◆ **ASSIGNMENT**: Reproduce the records below exactly, with nothing altered.

◆ **Source records**:
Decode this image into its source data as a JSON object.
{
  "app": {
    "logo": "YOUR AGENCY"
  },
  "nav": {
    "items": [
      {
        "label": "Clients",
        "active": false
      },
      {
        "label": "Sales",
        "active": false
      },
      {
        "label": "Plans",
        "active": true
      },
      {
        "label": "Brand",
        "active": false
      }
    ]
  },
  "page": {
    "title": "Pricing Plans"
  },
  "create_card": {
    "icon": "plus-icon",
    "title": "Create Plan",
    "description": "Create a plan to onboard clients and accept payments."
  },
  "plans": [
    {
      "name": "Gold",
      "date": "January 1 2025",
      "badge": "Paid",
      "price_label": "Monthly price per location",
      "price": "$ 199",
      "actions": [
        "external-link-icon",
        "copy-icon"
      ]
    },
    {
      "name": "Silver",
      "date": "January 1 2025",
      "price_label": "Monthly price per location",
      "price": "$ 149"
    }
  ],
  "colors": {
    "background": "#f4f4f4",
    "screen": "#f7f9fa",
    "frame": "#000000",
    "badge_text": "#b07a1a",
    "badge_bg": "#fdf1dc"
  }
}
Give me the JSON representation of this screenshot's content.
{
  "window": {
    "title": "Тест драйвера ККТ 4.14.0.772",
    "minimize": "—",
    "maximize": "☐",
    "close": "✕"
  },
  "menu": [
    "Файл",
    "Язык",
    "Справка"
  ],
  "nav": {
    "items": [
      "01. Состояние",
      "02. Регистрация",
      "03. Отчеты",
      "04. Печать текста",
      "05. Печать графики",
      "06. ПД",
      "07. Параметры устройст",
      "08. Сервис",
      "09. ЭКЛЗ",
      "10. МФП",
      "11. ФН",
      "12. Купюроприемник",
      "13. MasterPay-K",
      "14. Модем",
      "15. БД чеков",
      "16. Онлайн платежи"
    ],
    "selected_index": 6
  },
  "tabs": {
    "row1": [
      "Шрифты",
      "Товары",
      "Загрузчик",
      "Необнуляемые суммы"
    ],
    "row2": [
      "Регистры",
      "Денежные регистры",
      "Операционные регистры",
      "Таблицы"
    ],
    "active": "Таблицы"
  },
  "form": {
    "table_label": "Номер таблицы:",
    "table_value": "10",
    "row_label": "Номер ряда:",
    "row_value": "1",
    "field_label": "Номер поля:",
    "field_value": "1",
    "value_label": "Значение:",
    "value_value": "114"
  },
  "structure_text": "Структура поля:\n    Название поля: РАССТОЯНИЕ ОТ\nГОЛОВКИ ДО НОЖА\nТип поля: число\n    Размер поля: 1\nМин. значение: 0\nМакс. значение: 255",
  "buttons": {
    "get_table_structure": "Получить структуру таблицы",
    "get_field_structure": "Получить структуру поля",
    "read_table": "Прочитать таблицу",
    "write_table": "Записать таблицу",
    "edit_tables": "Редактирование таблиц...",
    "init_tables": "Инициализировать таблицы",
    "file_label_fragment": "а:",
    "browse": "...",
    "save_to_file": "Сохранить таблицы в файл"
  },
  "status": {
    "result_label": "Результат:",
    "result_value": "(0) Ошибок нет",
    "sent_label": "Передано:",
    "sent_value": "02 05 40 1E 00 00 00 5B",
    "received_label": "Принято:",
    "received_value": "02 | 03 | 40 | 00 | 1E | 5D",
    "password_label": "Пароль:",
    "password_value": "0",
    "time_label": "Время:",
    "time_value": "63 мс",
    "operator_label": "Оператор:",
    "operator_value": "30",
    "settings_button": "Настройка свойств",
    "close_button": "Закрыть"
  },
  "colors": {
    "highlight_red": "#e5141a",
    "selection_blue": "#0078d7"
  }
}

◆ **REPLY TO THE EXERCISE**:
Decode this image into its source data as a JSON object.
{
  "app": {
    "logo": "YOUR AGENCY"
  },
  "nav": {
    "items": [
      {
        "label": "Clients",
        "active": false
      },
      {
        "label": "Sales",
        "active": false
      },
      {
        "label": "Plans",
        "active": true
      },
      {
        "label": "Brand",
        "active": false
      }
    ]
  },
  "page": {
    "title": "Pricing Plans"
  },
  "create_card": {
    "icon": "plus-icon",
    "title": "Create Plan",
    "description": "Create a plan to onboard clients and accept payments."
  },
  "plans": [
    {
      "name": "Gold",
      "date": "January 1 2025",
      "badge": "Paid",
      "price_label": "Monthly price per location",
      "price": "$ 199",
      "actions": [
        "external-link-icon",
        "copy-icon"
      ]
    },
    {
      "name": "Silver",
      "date": "January 1 2025",
      "price_label": "Monthly price per location",
      "price": "$ 149"
    }
  ],
  "colors": {
    "background": "#f4f4f4",
    "screen": "#f7f9fa",
    "frame": "#000000",
    "badge_text": "#b07a1a",
    "badge_bg": "#fdf1dc"
  }
}
Give me the JSON representation of this screenshot's content.
{
  "window": {
    "title": "Тест драйвера ККТ 4.14.0.772",
    "minimize": "—",
    "maximize": "☐",
    "close": "✕"
  },
  "menu": [
    "Файл",
    "Язык",
    "Справка"
  ],
  "nav": {
    "items": [
      "01. Состояние",
      "02. Регистрация",
      "03. Отчеты",
      "04. Печать текста",
      "05. Печать графики",
      "06. ПД",
      "07. Параметры устройст",
      "08. Сервис",
      "09. ЭКЛЗ",
      "10. МФП",
      "11. ФН",
      "12. Купюроприемник",
      "13. MasterPay-K",
      "14. Модем",
      "15. БД чеков",
      "16. Онлайн платежи"
    ],
    "selected_index": 6
  },
  "tabs": {
    "row1": [
      "Шрифты",
      "Товары",
      "Загрузчик",
      "Необнуляемые суммы"
    ],
    "row2": [
      "Регистры",
      "Денежные регистры",
      "Операционные регистры",
      "Таблицы"
    ],
    "active": "Таблицы"
  },
  "form": {
    "table_label": "Номер таблицы:",
    "table_value": "10",
    "row_label": "Номер ряда:",
    "row_value": "1",
    "field_label": "Номер поля:",
    "field_value": "1",
    "value_label": "Значение:",
    "value_value": "114"
  },
  "structure_text": "Структура поля:\n    Название поля: РАССТОЯНИЕ ОТ\nГОЛОВКИ ДО НОЖА\nТип поля: число\n    Размер поля: 1\nМин. значение: 0\nМакс. значение: 255",
  "buttons": {
    "get_table_structure": "Получить структуру таблицы",
    "get_field_structure": "Получить структуру поля",
    "read_table": "Прочитать таблицу",
    "write_table": "Записать таблицу",
    "edit_tables": "Редактирование таблиц...",
    "init_tables": "Инициализировать таблицы",
    "file_label_fragment": "а:",
    "browse": "...",
    "save_to_file": "Сохранить таблицы в файл"
  },
  "status": {
    "result_label": "Результат:",
    "result_value": "(0) Ошибок нет",
    "sent_label": "Передано:",
    "sent_value": "02 05 40 1E 00 00 00 5B",
    "received_label": "Принято:",
    "received_value": "02 | 03 | 40 | 00 | 1E | 5D",
    "password_label": "Пароль:",
    "password_value": "0",
    "time_label": "Время:",
    "time_value": "63 мс",
    "operator_label": "Оператор:",
    "operator_value": "30",
    "settings_button": "Настройка свойств",
    "close_button": "Закрыть"
  },
  "colors": {
    "highlight_red": "#e5141a",
    "selection_blue": "#0078d7"
  }
}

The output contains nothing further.